If you drive in and around Grand Rapids, you undoubtedly encounter dozens or even hundreds of tractor-trailers. After all, I-196, I-96 and Highway 131 are major routes for interstate commerce. If you collide with a commercial vehicle, though, you are at risk of suffering serious and life-altering injuries.
In 2019, 160,000 individuals required medical treatment following truck accidents in the U.S. Most of these were not truck drivers or their passengers. While accident-related medical care and related expenses can be costly, you may have some options for seeking financial compensation.
Commercial truck drivers
Like all other drivers, commercial truckers have a legal duty to drive reasonably. If a driver breaches this duty and causes an accident, you may be able to use a negligence theory to pursue compensation. In the interim, your no-fault car insurance or health care coverage may help you pay mounting medical bills.
Commercial trucking companies
If you suffer serious bodily injury or disfigurement in a truck accident, the truck driver may simply not have the financial resources to pay for your costly damages. The commercial trucking company that employs the driver probably has deeper pockets.
While the actions of a commercial trucker or trucking company may have caused or contributed to the accident, third-party vendors may also bear some responsibility. If a mechanic’s error played a role in the crash, you may have a valid legal claim against the mechanic. The same may be true for a parts manufacturer or supplier who sold defective components.
Ultimately, you should not have to pay for the catastrophic consequences of someone else’s actions.

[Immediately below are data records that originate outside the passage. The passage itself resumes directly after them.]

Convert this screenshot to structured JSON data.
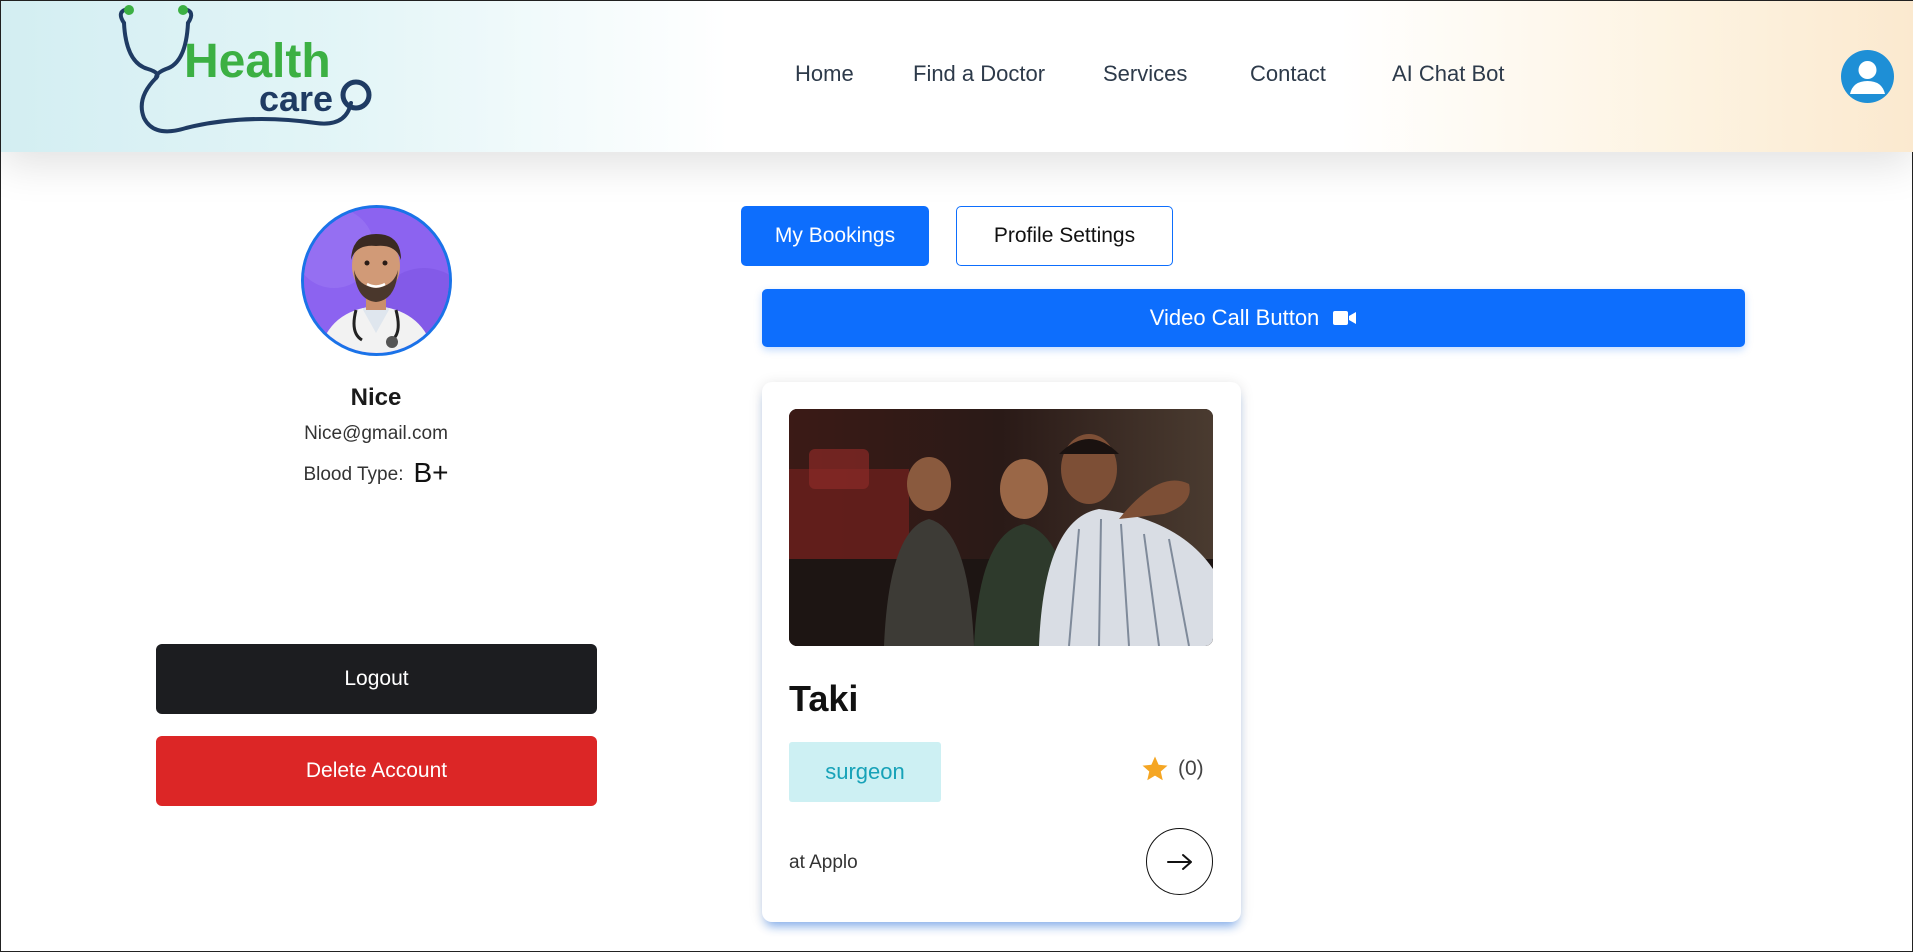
{
  "header": {
    "logo_text_top": "Health",
    "logo_text_bottom": "care",
    "nav": [
      {
        "label": "Home"
      },
      {
        "label": "Find a Doctor"
      },
      {
        "label": "Services"
      },
      {
        "label": "Contact"
      },
      {
        "label": "AI Chat Bot"
      }
    ],
    "account_icon": "user-circle-icon"
  },
  "profile": {
    "name": "Nice",
    "email": "Nice@gmail.com",
    "blood_type_label": "Blood Type:",
    "blood_type_value": "B+",
    "photo_icon": "doctor-avatar"
  },
  "actions": {
    "logout_label": "Logout",
    "delete_label": "Delete Account"
  },
  "tabs": {
    "bookings_label": "My Bookings",
    "settings_label": "Profile Settings"
  },
  "video_call": {
    "label": "Video Call Button",
    "icon": "video-camera-icon"
  },
  "booking_card": {
    "doctor_name": "Taki",
    "specialty": "surgeon",
    "rating_count": "(0)",
    "hospital": "at Applo",
    "icons": [
      "star-icon",
      "arrow-right-icon"
    ]
  },
  "colors": {
    "primary": "#0d6efd",
    "danger": "#dc2626",
    "dark": "#1c1d20",
    "badge_bg": "#cdf0f3",
    "badge_text": "#17a2b8",
    "logo_green": "#3cb043",
    "logo_navy": "#1f3b63",
    "star": "#f5a623"
  }
}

By exploring every individual and entity who may have contributed to the accident, you may boost your chances of receiving the compensation you need to move forward with your life.